::: Provided data :::
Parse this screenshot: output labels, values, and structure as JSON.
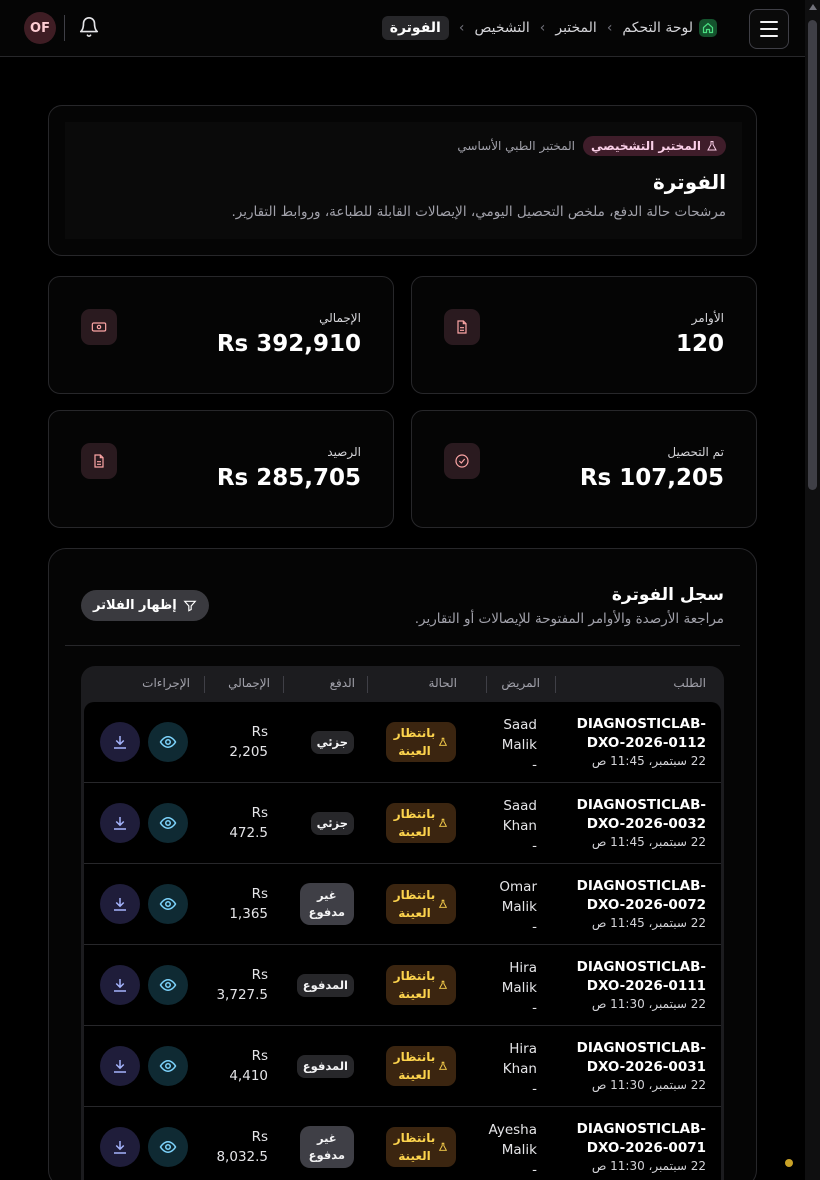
{
  "topbar": {
    "avatar_initials": "OF",
    "breadcrumb": [
      {
        "label": "لوحة التحكم"
      },
      {
        "label": "المختبر"
      },
      {
        "label": "التشخيص"
      },
      {
        "label": "الفوترة"
      }
    ],
    "separator": "‹"
  },
  "header": {
    "badge_primary": "المختبر التشخيصي",
    "badge_secondary": "المختبر الطبي الأساسي",
    "title": "الفوترة",
    "subtitle": "مرشحات حالة الدفع، ملخص التحصيل اليومي، الإيصالات القابلة للطباعة، وروابط التقارير."
  },
  "stats": [
    {
      "label": "الأوامر",
      "value": "120",
      "icon": "document-icon"
    },
    {
      "label": "الإجمالي",
      "value": "Rs 392,910",
      "icon": "cash-icon"
    },
    {
      "label": "تم التحصيل",
      "value": "Rs 107,205",
      "icon": "check-circle-icon"
    },
    {
      "label": "الرصيد",
      "value": "Rs 285,705",
      "icon": "document-icon"
    }
  ],
  "ledger": {
    "title": "سجل الفوترة",
    "subtitle": "مراجعة الأرصدة والأوامر المفتوحة للإيصالات أو التقارير.",
    "filter_label": "إظهار الفلاتر",
    "columns": {
      "order": "الطلب",
      "patient": "المريض",
      "status": "الحالة",
      "payment": "الدفع",
      "total": "الإجمالي",
      "actions": "الإجراءات"
    },
    "rows": [
      {
        "order_a": "DIAGNOSTICLAB-",
        "order_b": "DXO-2026-0112",
        "date": "22 سبتمبر، 11:45 ص",
        "patient_first": "Saad",
        "patient_last": "Malik",
        "patient_extra": "-",
        "status_a": "بانتظار",
        "status_b": "العينة",
        "payment_a": "جزئي",
        "payment_b": "",
        "total_a": "Rs",
        "total_b": "2,205"
      },
      {
        "order_a": "DIAGNOSTICLAB-",
        "order_b": "DXO-2026-0032",
        "date": "22 سبتمبر، 11:45 ص",
        "patient_first": "Saad",
        "patient_last": "Khan",
        "patient_extra": "-",
        "status_a": "بانتظار",
        "status_b": "العينة",
        "payment_a": "جزئي",
        "payment_b": "",
        "total_a": "Rs",
        "total_b": "472.5"
      },
      {
        "order_a": "DIAGNOSTICLAB-",
        "order_b": "DXO-2026-0072",
        "date": "22 سبتمبر، 11:45 ص",
        "patient_first": "Omar",
        "patient_last": "Malik",
        "patient_extra": "-",
        "status_a": "بانتظار",
        "status_b": "العينة",
        "payment_a": "غير",
        "payment_b": "مدفوع",
        "total_a": "Rs",
        "total_b": "1,365"
      },
      {
        "order_a": "DIAGNOSTICLAB-",
        "order_b": "DXO-2026-0111",
        "date": "22 سبتمبر، 11:30 ص",
        "patient_first": "Hira",
        "patient_last": "Malik",
        "patient_extra": "-",
        "status_a": "بانتظار",
        "status_b": "العينة",
        "payment_a": "المدفوع",
        "payment_b": "",
        "total_a": "Rs",
        "total_b": "3,727.5"
      },
      {
        "order_a": "DIAGNOSTICLAB-",
        "order_b": "DXO-2026-0031",
        "date": "22 سبتمبر، 11:30 ص",
        "patient_first": "Hira",
        "patient_last": "Khan",
        "patient_extra": "-",
        "status_a": "بانتظار",
        "status_b": "العينة",
        "payment_a": "المدفوع",
        "payment_b": "",
        "total_a": "Rs",
        "total_b": "4,410"
      },
      {
        "order_a": "DIAGNOSTICLAB-",
        "order_b": "DXO-2026-0071",
        "date": "22 سبتمبر، 11:30 ص",
        "patient_first": "Ayesha",
        "patient_last": "Malik",
        "patient_extra": "-",
        "status_a": "بانتظار",
        "status_b": "العينة",
        "payment_a": "غير",
        "payment_b": "مدفوع",
        "total_a": "Rs",
        "total_b": "8,032.5"
      }
    ]
  },
  "colors": {
    "background": "#000000",
    "card_border": "#27272a",
    "status_bg": "#3b2510",
    "status_text": "#fcd34d",
    "view_btn_bg": "#0f2a33",
    "download_btn_bg": "#1f1d3a"
  }
}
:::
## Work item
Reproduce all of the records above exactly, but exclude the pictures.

## Task response
Parse this screenshot: output labels, values, and structure as JSON.
{
  "topbar": {
    "avatar_initials": "OF",
    "breadcrumb": [
      {
        "label": "لوحة التحكم"
      },
      {
        "label": "المختبر"
      },
      {
        "label": "التشخيص"
      },
      {
        "label": "الفوترة"
      }
    ],
    "separator": "‹"
  },
  "header": {
    "badge_primary": "المختبر التشخيصي",
    "badge_secondary": "المختبر الطبي الأساسي",
    "title": "الفوترة",
    "subtitle": "مرشحات حالة الدفع، ملخص التحصيل اليومي، الإيصالات القابلة للطباعة، وروابط التقارير."
  },
  "stats": [
    {
      "label": "الأوامر",
      "value": "120",
      "icon": "document-icon"
    },
    {
      "label": "الإجمالي",
      "value": "Rs 392,910",
      "icon": "cash-icon"
    },
    {
      "label": "تم التحصيل",
      "value": "Rs 107,205",
      "icon": "check-circle-icon"
    },
    {
      "label": "الرصيد",
      "value": "Rs 285,705",
      "icon": "document-icon"
    }
  ],
  "ledger": {
    "title": "سجل الفوترة",
    "subtitle": "مراجعة الأرصدة والأوامر المفتوحة للإيصالات أو التقارير.",
    "filter_label": "إظهار الفلاتر",
    "columns": {
      "order": "الطلب",
      "patient": "المريض",
      "status": "الحالة",
      "payment": "الدفع",
      "total": "الإجمالي",
      "actions": "الإجراءات"
    },
    "rows": [
      {
        "order_a": "DIAGNOSTICLAB-",
        "order_b": "DXO-2026-0112",
        "date": "22 سبتمبر، 11:45 ص",
        "patient_first": "Saad",
        "patient_last": "Malik",
        "patient_extra": "-",
        "status_a": "بانتظار",
        "status_b": "العينة",
        "payment_a": "جزئي",
        "payment_b": "",
        "total_a": "Rs",
        "total_b": "2,205"
      },
      {
        "order_a": "DIAGNOSTICLAB-",
        "order_b": "DXO-2026-0032",
        "date": "22 سبتمبر، 11:45 ص",
        "patient_first": "Saad",
        "patient_last": "Khan",
        "patient_extra": "-",
        "status_a": "بانتظار",
        "status_b": "العينة",
        "payment_a": "جزئي",
        "payment_b": "",
        "total_a": "Rs",
        "total_b": "472.5"
      },
      {
        "order_a": "DIAGNOSTICLAB-",
        "order_b": "DXO-2026-0072",
        "date": "22 سبتمبر، 11:45 ص",
        "patient_first": "Omar",
        "patient_last": "Malik",
        "patient_extra": "-",
        "status_a": "بانتظار",
        "status_b": "العينة",
        "payment_a": "غير",
        "payment_b": "مدفوع",
        "total_a": "Rs",
        "total_b": "1,365"
      },
      {
        "order_a": "DIAGNOSTICLAB-",
        "order_b": "DXO-2026-0111",
        "date": "22 سبتمبر، 11:30 ص",
        "patient_first": "Hira",
        "patient_last": "Malik",
        "patient_extra": "-",
        "status_a": "بانتظار",
        "status_b": "العينة",
        "payment_a": "المدفوع",
        "payment_b": "",
        "total_a": "Rs",
        "total_b": "3,727.5"
      },
      {
        "order_a": "DIAGNOSTICLAB-",
        "order_b": "DXO-2026-0031",
        "date": "22 سبتمبر، 11:30 ص",
        "patient_first": "Hira",
        "patient_last": "Khan",
        "patient_extra": "-",
        "status_a": "بانتظار",
        "status_b": "العينة",
        "payment_a": "المدفوع",
        "payment_b": "",
        "total_a": "Rs",
        "total_b": "4,410"
      },
      {
        "order_a": "DIAGNOSTICLAB-",
        "order_b": "DXO-2026-0071",
        "date": "22 سبتمبر، 11:30 ص",
        "patient_first": "Ayesha",
        "patient_last": "Malik",
        "patient_extra": "-",
        "status_a": "بانتظار",
        "status_b": "العينة",
        "payment_a": "غير",
        "payment_b": "مدفوع",
        "total_a": "Rs",
        "total_b": "8,032.5"
      }
    ]
  },
  "colors": {
    "background": "#000000",
    "card_border": "#27272a",
    "status_bg": "#3b2510",
    "status_text": "#fcd34d",
    "view_btn_bg": "#0f2a33",
    "download_btn_bg": "#1f1d3a"
  }
}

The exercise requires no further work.